Exercise brief: For the entries presented below, indicate the number of lines that include the word "description", adding nothing else.

[Dataset records]

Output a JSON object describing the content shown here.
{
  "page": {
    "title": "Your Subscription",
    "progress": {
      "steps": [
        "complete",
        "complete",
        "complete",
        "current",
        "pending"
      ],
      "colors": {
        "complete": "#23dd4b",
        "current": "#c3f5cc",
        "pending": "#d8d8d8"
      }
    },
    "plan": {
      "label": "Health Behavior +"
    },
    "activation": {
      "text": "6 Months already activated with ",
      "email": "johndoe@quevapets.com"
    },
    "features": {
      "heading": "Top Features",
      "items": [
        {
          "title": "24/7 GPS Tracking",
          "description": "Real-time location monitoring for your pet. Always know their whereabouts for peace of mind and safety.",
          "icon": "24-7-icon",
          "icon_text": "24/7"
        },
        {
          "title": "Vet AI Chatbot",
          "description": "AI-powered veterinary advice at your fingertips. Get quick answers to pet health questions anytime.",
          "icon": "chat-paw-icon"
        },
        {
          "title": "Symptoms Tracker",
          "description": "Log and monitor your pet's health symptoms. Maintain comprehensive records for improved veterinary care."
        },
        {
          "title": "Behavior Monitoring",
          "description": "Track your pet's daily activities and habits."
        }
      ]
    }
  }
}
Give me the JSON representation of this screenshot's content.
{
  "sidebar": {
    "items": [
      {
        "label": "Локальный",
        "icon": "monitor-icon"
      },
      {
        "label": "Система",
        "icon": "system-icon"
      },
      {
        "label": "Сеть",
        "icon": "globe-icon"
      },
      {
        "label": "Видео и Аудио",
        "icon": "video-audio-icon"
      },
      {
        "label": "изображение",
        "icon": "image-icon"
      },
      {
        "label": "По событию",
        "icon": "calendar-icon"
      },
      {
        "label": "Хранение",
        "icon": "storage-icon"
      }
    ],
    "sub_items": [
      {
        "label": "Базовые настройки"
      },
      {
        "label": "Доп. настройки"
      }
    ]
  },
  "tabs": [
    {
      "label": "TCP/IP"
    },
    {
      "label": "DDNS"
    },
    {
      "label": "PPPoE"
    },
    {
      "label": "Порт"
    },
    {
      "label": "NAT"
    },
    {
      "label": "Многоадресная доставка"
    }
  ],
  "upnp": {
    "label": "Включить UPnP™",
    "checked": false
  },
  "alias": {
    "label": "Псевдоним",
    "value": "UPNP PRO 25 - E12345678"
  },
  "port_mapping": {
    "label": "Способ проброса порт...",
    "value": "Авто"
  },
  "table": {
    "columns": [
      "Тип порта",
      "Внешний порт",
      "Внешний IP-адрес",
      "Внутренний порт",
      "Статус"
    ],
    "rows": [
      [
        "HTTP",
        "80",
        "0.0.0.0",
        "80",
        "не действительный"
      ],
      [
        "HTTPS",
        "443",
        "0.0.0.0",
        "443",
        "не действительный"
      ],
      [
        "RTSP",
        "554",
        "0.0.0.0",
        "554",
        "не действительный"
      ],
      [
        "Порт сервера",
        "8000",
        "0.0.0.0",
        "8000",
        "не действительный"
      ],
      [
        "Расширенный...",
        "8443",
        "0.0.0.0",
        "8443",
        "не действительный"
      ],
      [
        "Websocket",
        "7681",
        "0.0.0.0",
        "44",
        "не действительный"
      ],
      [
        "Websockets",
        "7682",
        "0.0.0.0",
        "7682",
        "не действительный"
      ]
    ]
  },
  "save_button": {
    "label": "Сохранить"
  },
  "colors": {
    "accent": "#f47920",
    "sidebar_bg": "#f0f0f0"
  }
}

Response: 4